[Interface dataset entries]

------------------------------------

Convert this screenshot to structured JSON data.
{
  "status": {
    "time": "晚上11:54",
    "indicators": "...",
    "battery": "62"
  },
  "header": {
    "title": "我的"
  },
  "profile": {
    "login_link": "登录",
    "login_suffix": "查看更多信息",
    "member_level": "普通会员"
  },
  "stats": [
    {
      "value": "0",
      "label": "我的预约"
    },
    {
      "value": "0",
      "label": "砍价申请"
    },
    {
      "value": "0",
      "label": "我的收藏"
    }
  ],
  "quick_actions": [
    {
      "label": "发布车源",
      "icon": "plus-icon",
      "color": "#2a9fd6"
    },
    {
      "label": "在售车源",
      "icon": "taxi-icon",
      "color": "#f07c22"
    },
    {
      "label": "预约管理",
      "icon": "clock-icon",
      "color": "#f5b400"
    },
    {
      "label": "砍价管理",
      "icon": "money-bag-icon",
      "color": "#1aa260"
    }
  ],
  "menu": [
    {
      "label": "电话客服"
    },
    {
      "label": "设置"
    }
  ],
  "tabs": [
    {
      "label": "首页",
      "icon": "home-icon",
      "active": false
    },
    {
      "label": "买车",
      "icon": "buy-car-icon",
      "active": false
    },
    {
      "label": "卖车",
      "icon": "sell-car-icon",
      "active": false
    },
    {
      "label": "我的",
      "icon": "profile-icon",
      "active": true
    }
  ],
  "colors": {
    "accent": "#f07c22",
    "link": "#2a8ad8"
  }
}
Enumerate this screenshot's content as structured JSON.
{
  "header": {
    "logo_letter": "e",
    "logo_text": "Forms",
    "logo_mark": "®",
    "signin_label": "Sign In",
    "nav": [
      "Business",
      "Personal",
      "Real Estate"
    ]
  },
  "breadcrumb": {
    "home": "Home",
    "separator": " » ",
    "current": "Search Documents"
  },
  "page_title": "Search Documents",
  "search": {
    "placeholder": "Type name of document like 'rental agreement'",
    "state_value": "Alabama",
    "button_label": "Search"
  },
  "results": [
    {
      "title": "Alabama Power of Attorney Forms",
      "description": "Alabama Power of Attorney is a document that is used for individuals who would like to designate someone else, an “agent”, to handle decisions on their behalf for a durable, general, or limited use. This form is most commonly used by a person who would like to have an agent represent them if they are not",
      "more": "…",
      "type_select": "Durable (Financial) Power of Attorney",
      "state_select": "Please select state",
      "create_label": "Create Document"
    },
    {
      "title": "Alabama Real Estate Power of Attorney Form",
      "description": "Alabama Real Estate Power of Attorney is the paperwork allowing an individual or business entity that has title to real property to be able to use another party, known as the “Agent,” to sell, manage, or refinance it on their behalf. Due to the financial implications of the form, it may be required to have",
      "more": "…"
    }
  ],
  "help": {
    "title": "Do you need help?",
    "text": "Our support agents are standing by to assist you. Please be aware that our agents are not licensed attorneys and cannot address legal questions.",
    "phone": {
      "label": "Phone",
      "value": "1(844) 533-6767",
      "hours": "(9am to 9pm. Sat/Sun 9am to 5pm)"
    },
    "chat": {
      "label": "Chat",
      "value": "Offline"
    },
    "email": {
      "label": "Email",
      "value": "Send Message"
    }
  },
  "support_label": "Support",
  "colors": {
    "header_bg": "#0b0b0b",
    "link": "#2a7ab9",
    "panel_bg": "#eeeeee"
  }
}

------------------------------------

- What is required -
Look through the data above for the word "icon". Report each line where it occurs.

- Your solution -
      "icon": "plus-icon",
      "icon": "taxi-icon",
      "icon": "clock-icon",
      "icon": "money-bag-icon",
      "icon": "home-icon",
      "icon": "buy-car-icon",
      "icon": "sell-car-icon",
      "icon": "profile-icon",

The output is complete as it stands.